Fittingly, she took Jackie Moggridge aloft in the Spitfire from Duxford in 1994. Johnnie Houlton had also flown in it, with Nick, several years earlier.
Carolyn smiles as she reflects on the long journey that has now brought her and the family business to Sywell. “I am personally very proud of my children – Richard heading our Maintenance Organisation Air Leasing, together with Daisy, Richard’s wife and his sister Olivia, though in America, in full support on social media,” she says.
“I am so thrilled that ML407 is still flying, because that’s firstly what Nick wanted. After Nick died, it became my goal to keep the Spitfire flying for generations to come, and I’m delighted that this aircraft, with its great history, will continue to honour the past that has enabled our future.”
After a few minutes, the camera ship peels away and we move off in the opposite direction. Steve suggests that I fly the Spitfire for a bit. Holding the grip with the fingers and thumb of my right hand, I move us around the sky gently, from right to left, and then up and down. I handle the control in the same way I would handle the outstretched arm of a baby. It’s very sensitive – hardly any physical input is required. You can understand why pilots described the Spitfire as becoming almost an extension of themselves rather than an actual machine. It’s as if the aircraft is a sentient being that wants to do what you want it to do.
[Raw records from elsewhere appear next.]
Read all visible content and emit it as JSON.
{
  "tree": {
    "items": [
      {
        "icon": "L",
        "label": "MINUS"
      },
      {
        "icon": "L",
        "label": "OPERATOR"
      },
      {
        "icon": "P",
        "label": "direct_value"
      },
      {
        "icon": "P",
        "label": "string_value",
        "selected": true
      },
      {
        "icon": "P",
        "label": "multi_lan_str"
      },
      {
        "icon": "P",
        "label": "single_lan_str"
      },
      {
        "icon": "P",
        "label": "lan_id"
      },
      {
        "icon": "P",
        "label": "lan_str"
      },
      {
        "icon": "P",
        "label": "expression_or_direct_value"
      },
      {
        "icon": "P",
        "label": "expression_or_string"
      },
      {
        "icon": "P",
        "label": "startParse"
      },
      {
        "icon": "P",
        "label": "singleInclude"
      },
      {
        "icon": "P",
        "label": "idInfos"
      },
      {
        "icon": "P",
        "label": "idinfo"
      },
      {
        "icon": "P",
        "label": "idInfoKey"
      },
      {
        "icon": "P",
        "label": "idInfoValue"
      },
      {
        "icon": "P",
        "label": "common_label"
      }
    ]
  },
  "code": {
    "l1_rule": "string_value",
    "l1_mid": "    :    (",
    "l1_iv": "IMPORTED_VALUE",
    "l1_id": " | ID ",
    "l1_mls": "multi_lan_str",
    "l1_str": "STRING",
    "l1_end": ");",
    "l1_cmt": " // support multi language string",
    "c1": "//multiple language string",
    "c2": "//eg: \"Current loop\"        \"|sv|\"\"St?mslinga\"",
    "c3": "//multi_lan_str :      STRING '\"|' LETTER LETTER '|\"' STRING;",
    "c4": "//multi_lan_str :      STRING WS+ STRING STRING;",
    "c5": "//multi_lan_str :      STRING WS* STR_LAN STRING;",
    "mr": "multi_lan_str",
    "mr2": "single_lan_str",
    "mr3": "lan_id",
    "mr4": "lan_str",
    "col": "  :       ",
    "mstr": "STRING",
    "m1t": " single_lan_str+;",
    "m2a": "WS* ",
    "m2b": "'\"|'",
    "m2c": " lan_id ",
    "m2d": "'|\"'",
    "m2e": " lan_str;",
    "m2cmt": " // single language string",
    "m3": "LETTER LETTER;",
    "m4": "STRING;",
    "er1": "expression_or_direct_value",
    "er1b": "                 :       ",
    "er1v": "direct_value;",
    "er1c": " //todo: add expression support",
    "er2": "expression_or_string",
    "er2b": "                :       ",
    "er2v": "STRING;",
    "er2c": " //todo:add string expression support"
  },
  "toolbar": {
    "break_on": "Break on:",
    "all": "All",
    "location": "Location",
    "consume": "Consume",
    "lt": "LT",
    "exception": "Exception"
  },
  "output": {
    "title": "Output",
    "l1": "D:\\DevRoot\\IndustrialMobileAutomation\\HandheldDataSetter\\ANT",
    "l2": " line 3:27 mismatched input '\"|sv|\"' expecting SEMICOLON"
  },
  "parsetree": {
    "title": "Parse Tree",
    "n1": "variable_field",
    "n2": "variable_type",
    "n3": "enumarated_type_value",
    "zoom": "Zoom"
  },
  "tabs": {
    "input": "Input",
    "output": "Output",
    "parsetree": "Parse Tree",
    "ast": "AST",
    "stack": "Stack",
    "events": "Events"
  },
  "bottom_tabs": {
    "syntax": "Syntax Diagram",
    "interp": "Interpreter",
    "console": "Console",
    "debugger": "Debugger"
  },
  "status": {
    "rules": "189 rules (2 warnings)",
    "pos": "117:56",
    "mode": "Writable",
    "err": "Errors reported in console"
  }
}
With ML407 back in Steve’s hands we do a victory roll – and then a loop. We dive to gain speed then climb up and over. I grin, or gurn, or something, as the ‘g’ pins my head back at the top of the loop, and I watch as my view of the sky turns into a view of the ground, and then the colourful patchwork vista unfurls below my head. It is not too quick and it is not too slow. It is utterly spectacular.
For a moment, the g-forces make me light-headed, but it passes almost instantly. It’s enough to make you realise how easy it would be for pilots to become dizzy or disoriented during the turning, diving dogfights over occupied Europe.
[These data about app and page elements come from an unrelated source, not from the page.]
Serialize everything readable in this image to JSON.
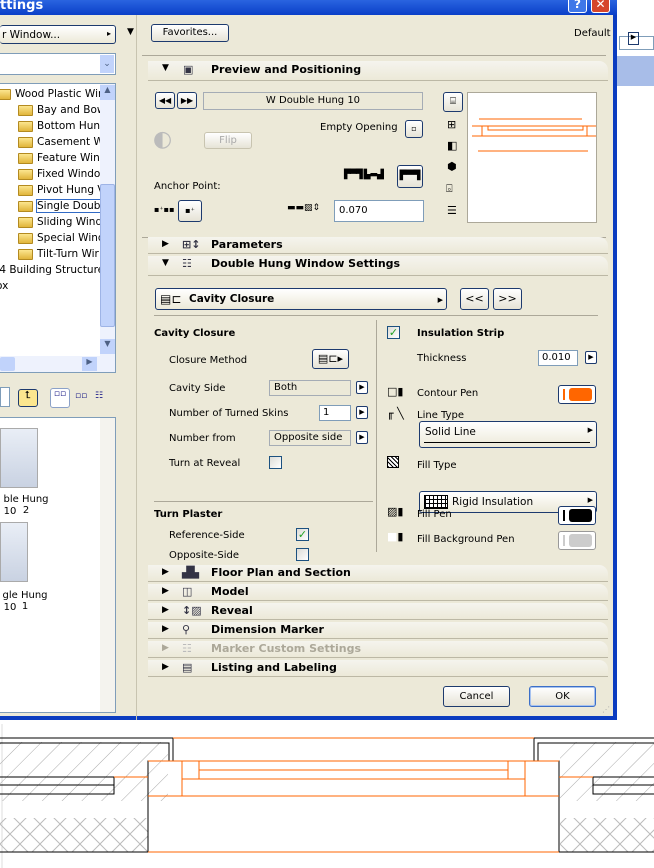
{
  "window": {
    "title": "ttings",
    "help_label": "?",
    "close_label": "✕"
  },
  "left_panel": {
    "dropdown_label": "r Window...",
    "tree": [
      {
        "label": "Wood Plastic Win",
        "level": 0
      },
      {
        "label": "Bay and Bow",
        "level": 1
      },
      {
        "label": "Bottom Hung",
        "level": 1
      },
      {
        "label": "Casement W",
        "level": 1
      },
      {
        "label": "Feature Win",
        "level": 1
      },
      {
        "label": "Fixed Windo",
        "level": 1
      },
      {
        "label": "Pivot Hung V",
        "level": 1
      },
      {
        "label": "Single Double",
        "level": 1,
        "selected": true
      },
      {
        "label": "Sliding Windo",
        "level": 1
      },
      {
        "label": "Special Wind",
        "level": 1
      },
      {
        "label": "Tilt-Turn Wir",
        "level": 1
      },
      {
        "label": ".4 Building Structure",
        "level": -1
      },
      {
        "label": "ox",
        "level": -1
      }
    ],
    "thumbnails": [
      {
        "name": "ble Hung 2",
        "size": "10"
      },
      {
        "name": "gle Hung 1",
        "size": "10"
      }
    ]
  },
  "header": {
    "favorites_label": "Favorites...",
    "default_label": "Default"
  },
  "preview": {
    "title": "Preview and Positioning",
    "object_name": "W Double Hung 10",
    "flip_label": "Flip",
    "empty_opening_label": "Empty Opening",
    "anchor_point_label": "Anchor Point:",
    "offset_value": "0.070"
  },
  "sections": {
    "parameters": "Parameters",
    "double_hung": "Double Hung Window Settings",
    "floor_plan": "Floor Plan and Section",
    "model": "Model",
    "reveal": "Reveal",
    "dimension_marker": "Dimension Marker",
    "marker_custom": "Marker Custom Settings",
    "listing": "Listing and Labeling"
  },
  "settings": {
    "page_select": "Cavity Closure",
    "prev_label": "<<",
    "next_label": ">>",
    "cavity_closure_heading": "Cavity Closure",
    "closure_method_label": "Closure Method",
    "cavity_side_label": "Cavity Side",
    "cavity_side_value": "Both",
    "turned_skins_label": "Number of Turned Skins",
    "turned_skins_value": "1",
    "number_from_label": "Number from",
    "number_from_value": "Opposite side",
    "turn_reveal_label": "Turn at Reveal",
    "turn_reveal_checked": false,
    "turn_plaster_heading": "Turn Plaster",
    "reference_side_label": "Reference-Side",
    "reference_side_checked": true,
    "opposite_side_label": "Opposite-Side",
    "opposite_side_checked": false,
    "insulation_strip_label": "Insulation Strip",
    "insulation_strip_checked": true,
    "thickness_label": "Thickness",
    "thickness_value": "0.010",
    "contour_pen_label": "Contour Pen",
    "contour_pen_color": "#ff6600",
    "line_type_label": "Line Type",
    "line_type_value": "Solid Line",
    "fill_type_label": "Fill Type",
    "fill_type_value": "Rigid Insulation",
    "fill_pen_label": "Fill Pen",
    "fill_pen_color": "#000000",
    "fill_bg_pen_label": "Fill Background Pen",
    "fill_bg_pen_color": "#cccccc"
  },
  "footer": {
    "cancel_label": "Cancel",
    "ok_label": "OK"
  },
  "colors": {
    "accent": "#ff6600",
    "titlebar": "#0a3fc8",
    "dialog_bg": "#ece9d8"
  }
}
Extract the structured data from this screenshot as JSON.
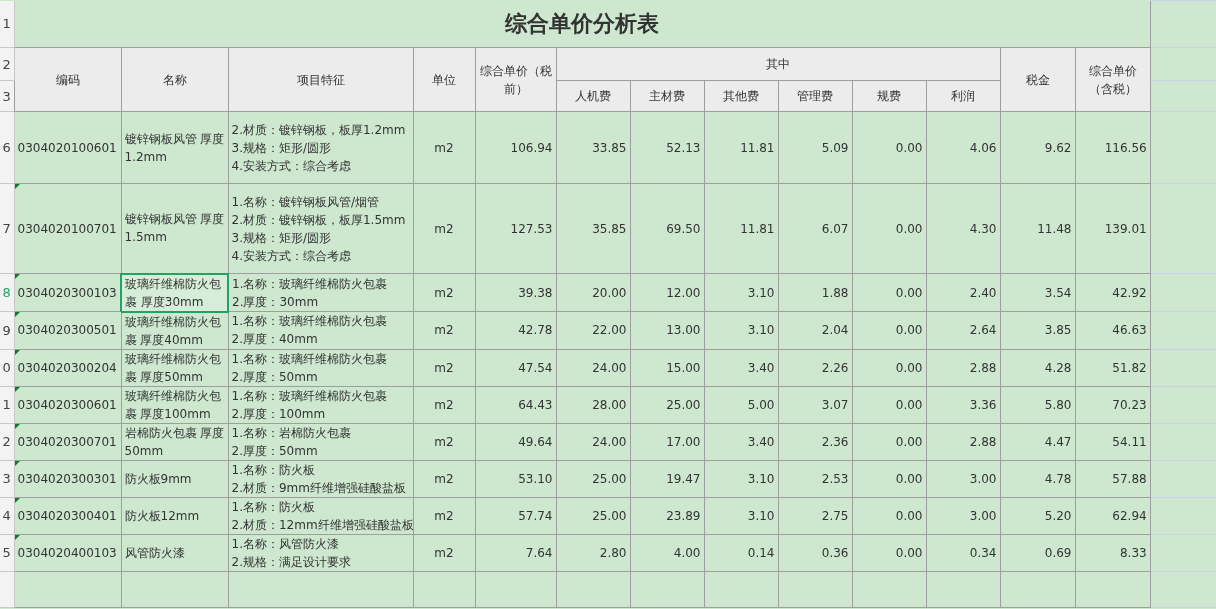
{
  "title": "综合单价分析表",
  "header_row_numbers": [
    "1",
    "2",
    "3"
  ],
  "header": {
    "main": [
      "编码",
      "名称",
      "项目特征",
      "单位",
      "综合单价（税前）"
    ],
    "group": "其中",
    "sub": [
      "人机费",
      "主材费",
      "其他费",
      "管理费",
      "规费",
      "利润"
    ],
    "tail": [
      "税金",
      "综合单价（含税）"
    ]
  },
  "rows": [
    {
      "number": "6",
      "code": "0304020100601",
      "name": "镀锌钢板风管 厚度1.2mm",
      "features": [
        "2.材质：镀锌钢板，板厚1.2mm",
        "3.规格：矩形/圆形",
        "4.安装方式：综合考虑"
      ],
      "unit": "m2",
      "values": [
        "106.94",
        "33.85",
        "52.13",
        "11.81",
        "5.09",
        "0.00",
        "4.06",
        "9.62",
        "116.56"
      ],
      "selected": false
    },
    {
      "number": "7",
      "code": "0304020100701",
      "name": "镀锌钢板风管 厚度1.5mm",
      "features": [
        "1.名称：镀锌钢板风管/烟管",
        "2.材质：镀锌钢板，板厚1.5mm",
        "3.规格：矩形/圆形",
        "4.安装方式：综合考虑"
      ],
      "unit": "m2",
      "values": [
        "127.53",
        "35.85",
        "69.50",
        "11.81",
        "6.07",
        "0.00",
        "4.30",
        "11.48",
        "139.01"
      ],
      "selected": false
    },
    {
      "number": "8",
      "code": "0304020300103",
      "name": "玻璃纤维棉防火包裹 厚度30mm",
      "features": [
        "1.名称：玻璃纤维棉防火包裹",
        "2.厚度：30mm"
      ],
      "unit": "m2",
      "values": [
        "39.38",
        "20.00",
        "12.00",
        "3.10",
        "1.88",
        "0.00",
        "2.40",
        "3.54",
        "42.92"
      ],
      "selected": true
    },
    {
      "number": "9",
      "code": "0304020300501",
      "name": "玻璃纤维棉防火包裹 厚度40mm",
      "features": [
        "1.名称：玻璃纤维棉防火包裹",
        "2.厚度：40mm"
      ],
      "unit": "m2",
      "values": [
        "42.78",
        "22.00",
        "13.00",
        "3.10",
        "2.04",
        "0.00",
        "2.64",
        "3.85",
        "46.63"
      ],
      "selected": false
    },
    {
      "number": "0",
      "code": "0304020300204",
      "name": "玻璃纤维棉防火包裹 厚度50mm",
      "features": [
        "1.名称：玻璃纤维棉防火包裹",
        "2.厚度：50mm"
      ],
      "unit": "m2",
      "values": [
        "47.54",
        "24.00",
        "15.00",
        "3.40",
        "2.26",
        "0.00",
        "2.88",
        "4.28",
        "51.82"
      ],
      "selected": false
    },
    {
      "number": "1",
      "code": "0304020300601",
      "name": "玻璃纤维棉防火包裹 厚度100mm",
      "features": [
        "1.名称：玻璃纤维棉防火包裹",
        "2.厚度：100mm"
      ],
      "unit": "m2",
      "values": [
        "64.43",
        "28.00",
        "25.00",
        "5.00",
        "3.07",
        "0.00",
        "3.36",
        "5.80",
        "70.23"
      ],
      "selected": false
    },
    {
      "number": "2",
      "code": "0304020300701",
      "name": "岩棉防火包裹 厚度50mm",
      "features": [
        "1.名称：岩棉防火包裹",
        "2.厚度：50mm"
      ],
      "unit": "m2",
      "values": [
        "49.64",
        "24.00",
        "17.00",
        "3.40",
        "2.36",
        "0.00",
        "2.88",
        "4.47",
        "54.11"
      ],
      "selected": false
    },
    {
      "number": "3",
      "code": "0304020300301",
      "name": "防火板9mm",
      "features": [
        "1.名称：防火板",
        "2.材质：9mm纤维增强硅酸盐板"
      ],
      "unit": "m2",
      "values": [
        "53.10",
        "25.00",
        "19.47",
        "3.10",
        "2.53",
        "0.00",
        "3.00",
        "4.78",
        "57.88"
      ],
      "selected": false
    },
    {
      "number": "4",
      "code": "0304020300401",
      "name": "防火板12mm",
      "features": [
        "1.名称：防火板",
        "2.材质：12mm纤维增强硅酸盐板"
      ],
      "unit": "m2",
      "values": [
        "57.74",
        "25.00",
        "23.89",
        "3.10",
        "2.75",
        "0.00",
        "3.00",
        "5.20",
        "62.94"
      ],
      "selected": false
    },
    {
      "number": "5",
      "code": "0304020400103",
      "name": "风管防火漆",
      "features": [
        "1.名称：风管防火漆",
        "2.规格：满足设计要求"
      ],
      "unit": "m2",
      "values": [
        "7.64",
        "2.80",
        "4.00",
        "0.14",
        "0.36",
        "0.00",
        "0.34",
        "0.69",
        "8.33"
      ],
      "selected": false
    }
  ]
}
I’m invited to take control again, and after that we head for home. We descend and the scenery is once again a stirring sight beneath those famous wings. I can see the airfield in the distance and my thoughts drift back to what might have been going through the minds of those young men as they neared home.
Low now, we turn and fly over the runway. I can see in perfect clarity the shadow cast by the Spitfire on the ground below, passing over houses, gardens and then the airfield. It’s another unforgettable, strangely poignant moment, a personal confirmation that this is really happening. We turn, and Steve lowers the undercarriage. The gear selector, visible to my lower right, shows whether it has come down or not. It has. We’re on finals now and I’m bracing myself for a bump. None comes. Compared with the Hawker Hurricane, the Spitfire could be tricky to land due to its narrow undercarriage, but Steve greases it onto the tarmac with delicate precision. There’s loads of rudder input – I can feel that through my feet, and the tail seems to shudder in the slipstream until we slow right down.
All we need to do now is taxi across the grass, wave at onlookers, and climb heroically from the cockpit. I’m probably talking absolute rubbish to Steve at this point, and he kindly humours me. Darren Harbar is back on terrafirma and is there to capture this moment of glory.
To give an idea of how special this experience was, the following day Key Publishing’s group editor Nigel Price asks me what item I will place on my ‘bucket list’ now that I’ve done this. After pondering the matter for several minutes I still haven’t come up with anything. All I can think of is this – I’ll have to save up some money, go back to Sywell and do it all over again.